Antiseizure medications take longer to start working than opioids, NSAIDs, and acetaminophen.

Possible side effects

The most common side effects of pregabalin and gabapentin include:

  • dizziness
  • fluid buildup in the arms or legs
  • feeling tired

The following table lists the possible side effects of these two antiseizure drugs:

Side effects of pregabalinSide effects of gabapentin
headacheuncontrolled muscle movements
weight gainsevere allergic reaction
feeling disorientedsuicidal thoughts or behaviors
blurry visiondepression
increased risk of suicidal thoughtsfever
mood changesStevens-Johnson syndrome
respiratory problemsmuscle disorder (rhabdomyolysis)

Antidepressants such as amitriptyline (Elavil) and duloxetine (Cymbalta) also help relieve nerve pain. They work by acting on neurotransmitters known as serotonin and noradrenaline. These neurotransmitters play a role in determining the intensity of pain a person feels.

Blocking the effect of these neurotransmitters can help to suppress certain pain pathways in the brain. Also, these medications can act on other proteins and neurotransmitters that play a role in pain sensation.

How long do they take to work?

Like antiseizure medications, antidepressant pain relievers take weeks to start working. Doctors suggest waiting at least 6–8 weeks before considering that the medication is not working.

Possible side effects

Typical side effects of antidepressant medications in treating pain include:

The following table lists some of the more specific side effects of duloxetine and amitriptyline.

Side effects of duloxetineSide effects of amitriptyline
feeling tiredchanges in mental status
stomach painirregular heartbeat
increased blood pressuredizziness
changes in body weightincreased sweating
reduced appetiteurinary retention
muscle pain or crampsshaking
decreased libidoweight gain

Local anesthetics are OTC products that people can apply to their skin. For example, an athlete may rub a local anesthetic on the skin near a sore muscle.

Lidocaine (Xylocaine) and capsaicin (Zostrix) creams are some examples of this medication type. They work by binding to sodium channels to block nerve cells in the body from sending pain signals to the brain.

How long do they take to work?

Local anesthetics such as these can act quickly to relieve muscle pain. This is because they are vasoactive, which means that the skin quickly absorbs them into the bloodstream.

Possible side effects

Lidocaine may cause local side effects. These include:

  • pain at the application area
  • itchiness
  • redness
  • skin irritation

Capsaicin may also cause itchiness, a burning sensation on the skin, and rash.

Below are some common questions and answers on this topic:

Which one do doctors usually prescribe?

A 2018 study listed the top 200 prescribed drugs in the United States. The top pain medicine was a drug combination of acetaminophen with hydrocodone, which is an opioid.

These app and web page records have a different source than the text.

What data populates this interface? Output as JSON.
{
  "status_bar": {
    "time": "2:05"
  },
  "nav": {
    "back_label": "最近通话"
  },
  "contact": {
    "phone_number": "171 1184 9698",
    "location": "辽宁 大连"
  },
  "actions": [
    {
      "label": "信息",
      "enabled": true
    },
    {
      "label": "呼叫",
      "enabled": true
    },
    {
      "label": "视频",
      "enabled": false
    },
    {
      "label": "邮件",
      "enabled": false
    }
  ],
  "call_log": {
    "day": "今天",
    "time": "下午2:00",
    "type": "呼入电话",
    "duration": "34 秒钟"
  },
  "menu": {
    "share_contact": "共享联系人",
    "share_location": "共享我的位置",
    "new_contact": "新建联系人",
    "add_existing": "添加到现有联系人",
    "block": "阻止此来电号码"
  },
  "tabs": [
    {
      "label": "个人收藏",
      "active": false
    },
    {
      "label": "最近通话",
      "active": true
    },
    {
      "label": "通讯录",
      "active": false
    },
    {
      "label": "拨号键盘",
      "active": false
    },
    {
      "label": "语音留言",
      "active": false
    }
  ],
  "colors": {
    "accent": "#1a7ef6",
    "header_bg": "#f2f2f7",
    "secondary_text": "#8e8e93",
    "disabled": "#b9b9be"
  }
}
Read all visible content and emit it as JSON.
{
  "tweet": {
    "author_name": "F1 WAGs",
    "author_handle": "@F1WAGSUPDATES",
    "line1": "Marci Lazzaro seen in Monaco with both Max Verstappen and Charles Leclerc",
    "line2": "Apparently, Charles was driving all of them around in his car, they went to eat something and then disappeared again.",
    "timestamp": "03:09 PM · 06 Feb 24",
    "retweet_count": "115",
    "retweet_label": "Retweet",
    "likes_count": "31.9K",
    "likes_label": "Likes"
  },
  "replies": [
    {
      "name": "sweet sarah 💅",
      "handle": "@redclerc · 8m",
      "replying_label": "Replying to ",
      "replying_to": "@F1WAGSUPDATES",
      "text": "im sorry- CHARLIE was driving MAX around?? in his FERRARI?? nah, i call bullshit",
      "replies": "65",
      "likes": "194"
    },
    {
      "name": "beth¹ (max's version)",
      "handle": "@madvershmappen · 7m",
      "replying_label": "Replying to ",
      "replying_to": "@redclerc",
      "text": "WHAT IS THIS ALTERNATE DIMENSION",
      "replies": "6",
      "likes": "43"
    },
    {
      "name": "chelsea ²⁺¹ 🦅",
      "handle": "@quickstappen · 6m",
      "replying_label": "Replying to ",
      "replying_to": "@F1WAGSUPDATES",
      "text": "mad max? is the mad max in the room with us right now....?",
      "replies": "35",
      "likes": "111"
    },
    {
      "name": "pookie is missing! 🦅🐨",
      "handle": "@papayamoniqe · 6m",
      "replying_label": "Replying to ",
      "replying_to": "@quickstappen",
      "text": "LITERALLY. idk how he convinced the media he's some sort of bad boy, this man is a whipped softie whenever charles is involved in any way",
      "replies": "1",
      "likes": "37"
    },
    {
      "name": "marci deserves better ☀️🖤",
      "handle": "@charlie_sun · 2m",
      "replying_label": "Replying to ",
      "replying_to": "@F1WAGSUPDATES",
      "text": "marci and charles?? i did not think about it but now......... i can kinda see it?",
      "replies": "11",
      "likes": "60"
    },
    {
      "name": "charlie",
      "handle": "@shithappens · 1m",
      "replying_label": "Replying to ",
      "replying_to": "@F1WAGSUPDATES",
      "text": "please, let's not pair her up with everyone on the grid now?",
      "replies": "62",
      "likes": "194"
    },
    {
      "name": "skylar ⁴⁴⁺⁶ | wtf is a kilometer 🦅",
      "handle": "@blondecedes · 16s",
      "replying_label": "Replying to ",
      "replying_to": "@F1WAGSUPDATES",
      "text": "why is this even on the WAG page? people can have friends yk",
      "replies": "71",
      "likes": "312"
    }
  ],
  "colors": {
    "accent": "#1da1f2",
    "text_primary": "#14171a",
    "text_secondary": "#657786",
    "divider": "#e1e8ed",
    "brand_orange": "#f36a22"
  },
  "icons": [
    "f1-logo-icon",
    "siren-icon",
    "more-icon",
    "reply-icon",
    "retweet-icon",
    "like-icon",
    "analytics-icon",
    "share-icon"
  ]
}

Other top pain relievers that doctors prescribe in the U.S. include the NSAIDs ibuprofen and meloxicam and the opioid oxycodone.

Which one is the strongest?

When a person uses them appropriately, opioids can provide the strongest pain relief. However, these pain medicines have the most side effects and risks. People can develop a tolerance and an addiction to opioids.

Doctors must follow up with people taking opioids for pain. They will monitor the response to pain and any potential for diversion.

What if pain medications are not working for someone?

When a person feels that a pain medication is not working as it should, it can be tempting to increase the dose. However, people should avoid doing this. Instead, they should only take medications as the label or their doctor advises.

If a medication is not working as expected or side effects become hard to manage, a person should speak with their healthcare professional.

Doctors and pharmacists can choose among different medications to treat pain.

The most effective pain medicines are those that act on the source of the pain. While opioids are the strongest pain relievers, an NSAID may be safer and more appropriate for pain resulting from inflammation.

Seeking medical attention when side effects become difficult to cope with or when pain medications are not working as they should is important.